■ **Task brief**: Pictures aside, return every line below exactly as written.

■ **Exercise material**:

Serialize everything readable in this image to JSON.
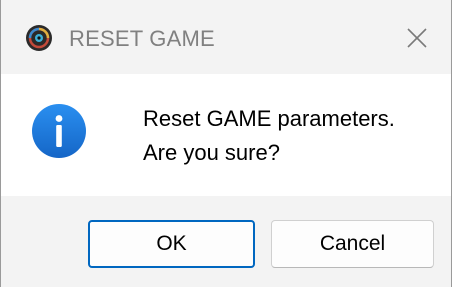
{
  "window": {
    "title": "RESET GAME",
    "app_icon": "game-app-icon",
    "close_icon": "close-icon"
  },
  "message": {
    "icon": "info-icon",
    "line1": "Reset GAME parameters.",
    "line2": "Are you sure?"
  },
  "buttons": {
    "ok_label": "OK",
    "cancel_label": "Cancel"
  },
  "colors": {
    "info_blue": "#1a73d9",
    "default_button_border": "#0067c0"
  }
}
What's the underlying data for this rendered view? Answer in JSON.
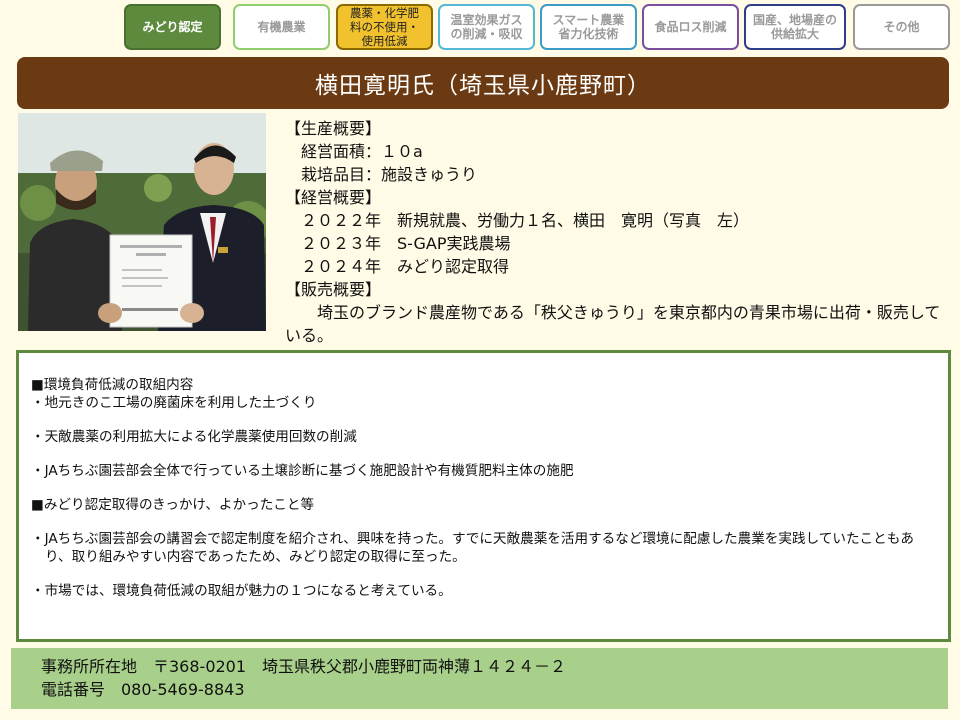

■ **Expected output**:
Serialize everything readable in this image to JSON.
{
  "window": {
    "title": "RESET GAME",
    "app_icon": "game-app-icon",
    "close_icon": "close-icon"
  },
  "message": {
    "icon": "info-icon",
    "line1": "Reset GAME parameters.",
    "line2": "Are you sure?"
  },
  "buttons": {
    "ok_label": "OK",
    "cancel_label": "Cancel"
  },
  "colors": {
    "info_blue": "#1a73d9",
    "default_button_border": "#0067c0"
  }
}
What's the underlying data for this rendered view? Answer in JSON.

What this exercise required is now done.